Introduced: ca. 1984
Size: 20.3 x 10.8 x 4 inches ( 515 x 275 x 100 mm)
Weight: 18lbs (8.1kg)
Voltage: 110vac
Connector: Standard Line Cord
Notes: Perhaps the first MS-DOS portable with a standard SCSI port?

Semi-Tech Micro Pied Piper Communicator 1

1983


 Modelo: PPC 001
Introduced: Fall 1982
Available: March 1983
Peso: 12.5 lbs
Precio: US $1,299
CPU: Zilog Z80A @ 4MHz
RAM: 64K
Pantalla: 80 x 24 text
Ports: parallel, TV RF, composite
Almacenamiento: internal floppy drive
OS: CP/M 2.2

Sol-20 Terminal Computer

1976


Laying claim to be the first fully-assembled microcomputer with a built-in keyboard and television output, the Sol-20 was launched back in 1976.
It had more in common with the Altair 8800s and IMSAI 8080s of the day, than it did with the Apple and Commodore computers that were soon to follow, despite looking more like the latter

Steve Rusell


Space War

Tei MCS-112

Tennis For Two


William Higginbotham


 Donner Scientific Company Model 30

Vector 1

William Higginbotham


William Alfred Higinbotham (October 22, 1910 – November 10, 1994) was an American physicist.
A member of the team that developed the first nuclear bomb, he later became a leader in the nonproliferation movement.
He also has a place in the history of video games for his 1958 creation of Tennis for Two, the first interactive analog computer games and one of the first electronic games to use a graphical display.

Wynchester

Xerox Alto

1973


The Xerox Alto is a computer designed from its inception to support an operating system based on a graphical user interface (GUI), later using the desktop metaphor.
The first machines were introduced on 1 March 1973, a decade before mass-market GUI machines became available.

Xerox Daybreak

1985


The Daybreak ran the ViewPoint (later GlobalView) GUI and was used extensively throughout Xerox until being replaced by Suns and PCs. Although years ahead of its time, it was never a commercial success. The proprietary closed architecture and Xeroxs reluctance to release the Mesa development environment for general use stifled any third-party development.
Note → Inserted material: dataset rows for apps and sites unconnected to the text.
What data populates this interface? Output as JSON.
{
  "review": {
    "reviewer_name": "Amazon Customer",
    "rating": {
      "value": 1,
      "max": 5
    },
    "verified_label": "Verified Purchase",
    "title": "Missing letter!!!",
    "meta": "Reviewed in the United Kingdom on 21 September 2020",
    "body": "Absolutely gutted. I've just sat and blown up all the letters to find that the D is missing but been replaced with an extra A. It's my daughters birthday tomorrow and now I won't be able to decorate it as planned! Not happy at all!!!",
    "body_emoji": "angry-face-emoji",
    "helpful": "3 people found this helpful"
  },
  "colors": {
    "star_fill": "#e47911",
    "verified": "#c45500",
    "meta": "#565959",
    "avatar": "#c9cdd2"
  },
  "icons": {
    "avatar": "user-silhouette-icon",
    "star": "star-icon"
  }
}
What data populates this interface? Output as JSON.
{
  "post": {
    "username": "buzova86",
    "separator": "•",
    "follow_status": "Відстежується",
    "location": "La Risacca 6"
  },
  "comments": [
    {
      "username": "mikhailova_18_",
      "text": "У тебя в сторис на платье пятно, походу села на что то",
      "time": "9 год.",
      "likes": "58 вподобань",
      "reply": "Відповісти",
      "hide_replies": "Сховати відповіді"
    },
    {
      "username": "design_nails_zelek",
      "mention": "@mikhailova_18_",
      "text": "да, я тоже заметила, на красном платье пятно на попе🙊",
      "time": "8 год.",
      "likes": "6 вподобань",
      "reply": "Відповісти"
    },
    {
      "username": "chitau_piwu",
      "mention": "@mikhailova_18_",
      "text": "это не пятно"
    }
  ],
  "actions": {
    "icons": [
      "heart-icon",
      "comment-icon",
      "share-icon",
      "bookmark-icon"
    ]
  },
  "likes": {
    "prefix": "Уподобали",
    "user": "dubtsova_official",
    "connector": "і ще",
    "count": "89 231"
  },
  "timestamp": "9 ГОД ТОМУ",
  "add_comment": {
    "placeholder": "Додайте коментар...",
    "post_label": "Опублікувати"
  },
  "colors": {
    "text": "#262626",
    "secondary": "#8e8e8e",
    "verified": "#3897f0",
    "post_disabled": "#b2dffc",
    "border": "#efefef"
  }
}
A fully configured 6085 came with an 80MB hard disk, 3.7MB of RAM, a 5¼-inch floppy disk drive, an Ethernet controller, and a PC emulator card containing an 80186 CPU. The basic system comes with 1.1MB of RAM and a 10MB hard disk. It was introduced in 1985 at US$4,995 (equivalent to $12,585 in 2021).

Daybreak is the final release in the D* (pronounced D-Star) series of machines, some of which share the Wildflower instruction set architecture, designed by Butler Lampson. Machines in this series include, in order, Dolphin, Dorado, Dicentra, Dandelion, Dandetiger, Daybreak, the never-manufactured Daisy, and Dragonfly a 4-processor VLSI CPU developed at PARC and intended for a high-end printing system.

The Daybreak was sold as a Xerox 1186 workstation when configured as a Lisp machine. It was sold as the Xerox 6085 PCS (Professional Computer System) or Viewpoint 6085 PCS when sold as an office workstation running the Viewpoint system. Viewpoint is based on the Star software originally developed for the Xerox Star.

Xerox Star

1981


The Xerox Star workstation, officially named Xerox 8010 Information System, is the first commercial personal computer to incorporate technologies that have since become standard in personal computers, including a bitmapped display, a window-based graphical user interface, icons, folders, mouse (two-button), Ethernet networking, file servers, print servers, and e-mail.

Introduced by Xerox Corporation on April 27, 1981, the name Star technically refers only to the software sold with the system for the office automation market. The 8010 workstations were also sold with software based on the programming languages Lisp and Smalltalk for the smaller research and software development market.